I've decided to try something slightly different with the blog this year, something that I hope will help motivate me to make more progress on my own 1500 Ghia's restoration. I'm only going to post when I've actually accomplished something on the car. This means there might be more variation in activity depending on how much progress I'm making—more frequent posts if all is going well, and less frequent if nothing's happening.
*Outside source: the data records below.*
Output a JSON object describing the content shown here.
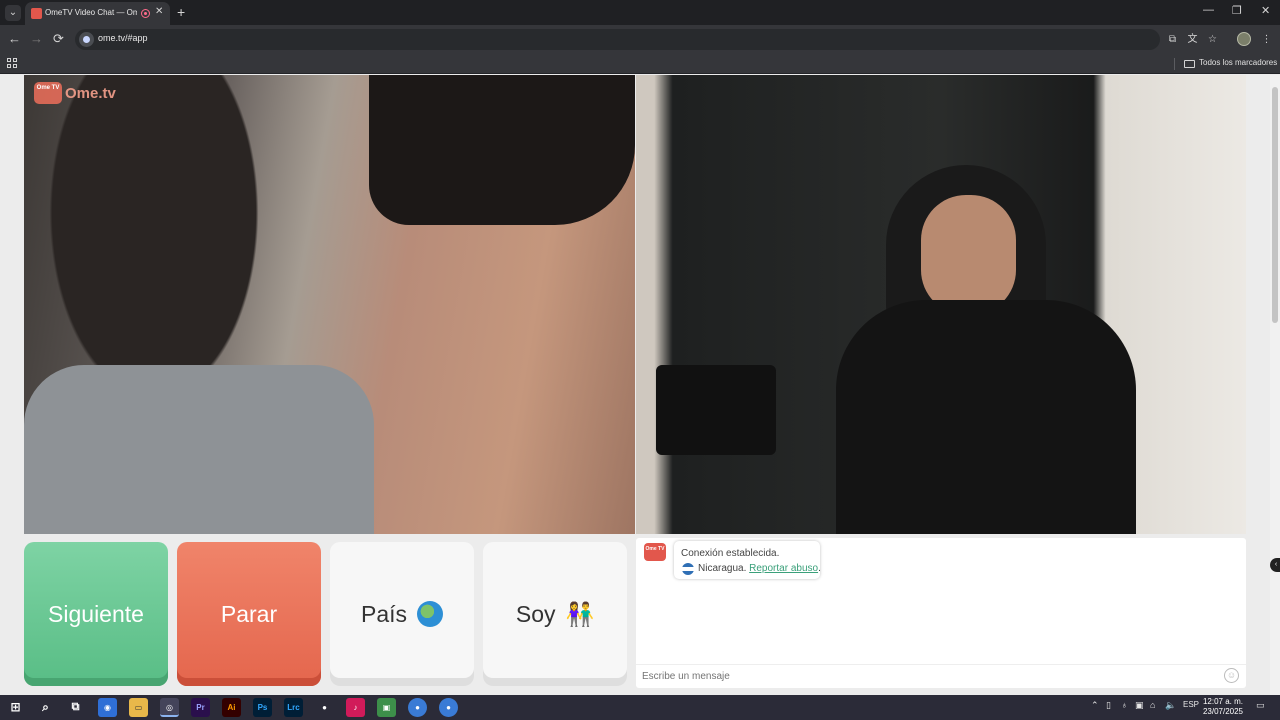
{
  "browser": {
    "tab_title": "OmeTV Video Chat — Ome",
    "tab_close": "✕",
    "new_tab": "+",
    "url": "ome.tv/#app",
    "bookmarks_label": "Todos los marcadores",
    "window": {
      "minimize": "—",
      "maximize": "❐",
      "close": "✕"
    }
  },
  "page": {
    "logo_badge": "Ome TV",
    "logo_text": "Ome.tv",
    "buttons": {
      "next": "Siguiente",
      "stop": "Parar",
      "country": "País",
      "gender": "Soy",
      "gender_glyph": "👫"
    },
    "chat": {
      "logo_badge": "Ome TV",
      "connection_message": "Conexión establecida.",
      "country": "Nicaragua.",
      "report_link": "Reportar abuso",
      "report_suffix": ".",
      "input_placeholder": "Escribe un mensaje"
    }
  },
  "taskbar": {
    "language": "ESP",
    "time": "12:07 a. m.",
    "date": "23/07/2025",
    "apps": {
      "premiere": "Pr",
      "illustrator": "Ai",
      "photoshop": "Ps",
      "lightroom": "Lrc"
    }
  },
  "colors": {
    "next_button": "#64c58f",
    "stop_button": "#ea7358",
    "link": "#3aa07a"
  }
}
This weekend's nice weather gave me a good opportunity to dig the Ghia out from all the junk that has collected in the garage and get the area cleaned up so I can get back to work. I cleared out all the spiderwebs and dust and whatnot from under the car, and wiped everything down. I was disappointed to see more surface rust on some of the hardware than I would have expected from a year or two of sitting, but it's nothing that can't easily be dealt with. Just a good reminder that a car that doesn't get driven is still subject to the forces of entropy. The rear axles and suspension in particular are in need of some attention. I had cleaned off years of grease and road dirt in 2007, but of course that's what had been keeping the rust to a minimum, so I gotta get some new paint on there.

I uncovered the engine too and gave it a once over. The NOS intake manifold got a final sanding and several more coats of matte gray hi-temp paint, and now it's ready to be installed. I just have to find the gaskets. They're around here somewhere.

Finally, I removed all the gauges so I can take them to North Hollywood Speedometer for a restoration quote. I'm bracing myself for the shock.

Saturday, January 2, 2010

1500 Ghia featured in Gute Fahrt magazine, January 1962

The VW 1500 Karmann-Ghia made the cover of Gute Fahrt magazine in January 1962. Note the funky retouching on the cover photo—the steering wheel is hilarious. I think the driver of the car must have been removed from the image.

A one-page feature article inside offers a lot of praise for the Ghia, its unusual luggage accommodations in particular, and attributes the car's sporty handling to its low center of gravity. In yet another take on the clock/tach/speaker conundrum, the article says there's a place in the dash for a tach just to the left of the glove box, but it would be better to put it in the clock's position for visibility. I guess this tells us that the test car didn't have a radio and the purpose of the speaker grille wasn't clear. The one criticism is that the fog lights are too high to really be effective. It says the convertible version would probably be available to the public in the spring. If only!